**WHAT YOU WILL DO:** Find every line below where the word "title" occurs, then give how many you found and nothing else.

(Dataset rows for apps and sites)
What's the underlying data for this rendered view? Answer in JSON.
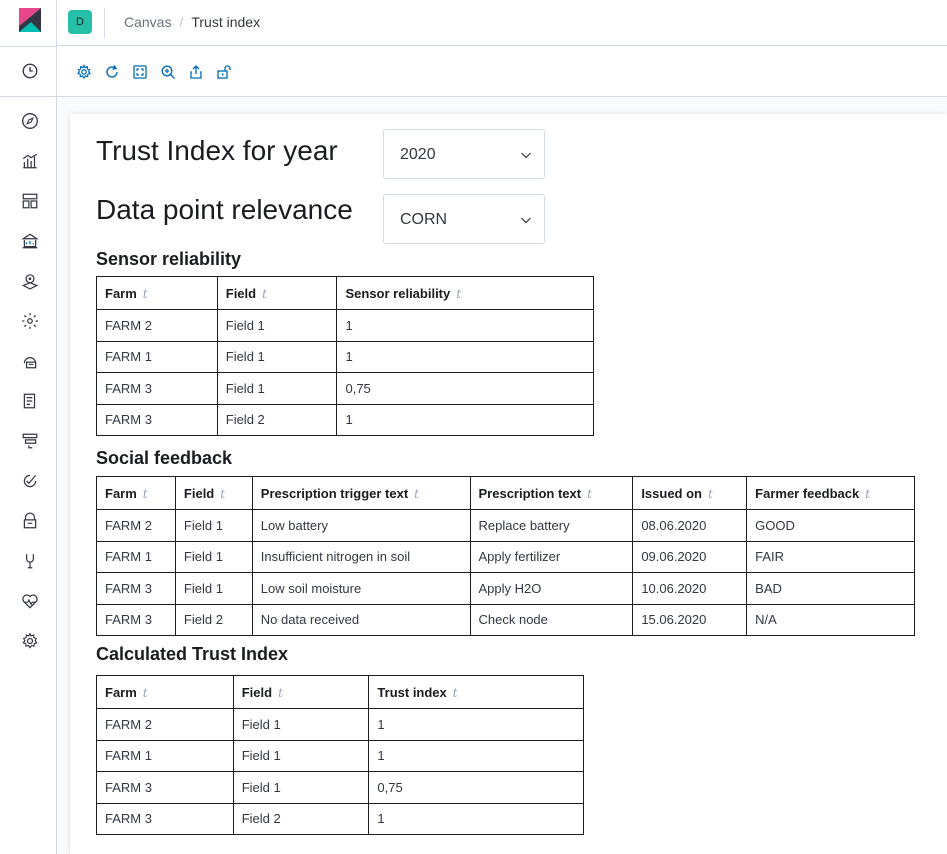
{
  "header": {
    "space_initial": "D",
    "breadcrumbs": [
      "Canvas",
      "Trust index"
    ],
    "separator": "/"
  },
  "colors": {
    "accent": "#006bb4",
    "space_badge": "#26c0a8",
    "border": "#d3dae6"
  },
  "nav_icons": [
    "clock-icon",
    "compass-icon",
    "visualize-icon",
    "dashboard-icon",
    "canvas-icon",
    "maps-icon",
    "ml-icon",
    "infrastructure-icon",
    "logs-icon",
    "apm-icon",
    "uptime-icon",
    "siem-icon",
    "dev-tools-icon",
    "monitoring-icon",
    "management-icon"
  ],
  "toolbar_icons": [
    "settings-icon",
    "refresh-icon",
    "fullscreen-icon",
    "zoom-icon",
    "share-icon",
    "lock-icon"
  ],
  "workpad": {
    "year_label": "Trust Index for year",
    "year_value": "2020",
    "relevance_label": "Data point relevance",
    "relevance_value": "CORN",
    "sort_glyph": "t",
    "sensor": {
      "title": "Sensor reliability",
      "columns": [
        "Farm",
        "Field",
        "Sensor reliability"
      ],
      "rows": [
        [
          "FARM 2",
          "Field 1",
          "1"
        ],
        [
          "FARM 1",
          "Field 1",
          "1"
        ],
        [
          "FARM 3",
          "Field 1",
          "0,75"
        ],
        [
          "FARM 3",
          "Field 2",
          "1"
        ]
      ]
    },
    "social": {
      "title": "Social feedback",
      "columns": [
        "Farm",
        "Field",
        "Prescription trigger text",
        "Prescription text",
        "Issued on",
        "Farmer feedback"
      ],
      "rows": [
        [
          "FARM 2",
          "Field 1",
          "Low battery",
          "Replace battery",
          "08.06.2020",
          "GOOD"
        ],
        [
          "FARM 1",
          "Field 1",
          "Insufficient nitrogen in soil",
          "Apply fertilizer",
          "09.06.2020",
          "FAIR"
        ],
        [
          "FARM 3",
          "Field 1",
          "Low soil moisture",
          "Apply H2O",
          "10.06.2020",
          "BAD"
        ],
        [
          "FARM 3",
          "Field 2",
          "No data received",
          "Check node",
          "15.06.2020",
          "N/A"
        ]
      ]
    },
    "trust": {
      "title": "Calculated Trust Index",
      "columns": [
        "Farm",
        "Field",
        "Trust index"
      ],
      "rows": [
        [
          "FARM 2",
          "Field 1",
          "1"
        ],
        [
          "FARM 1",
          "Field 1",
          "1"
        ],
        [
          "FARM 3",
          "Field 1",
          "0,75"
        ],
        [
          "FARM 3",
          "Field 2",
          "1"
        ]
      ]
    }
  }
}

**RESULT:** 3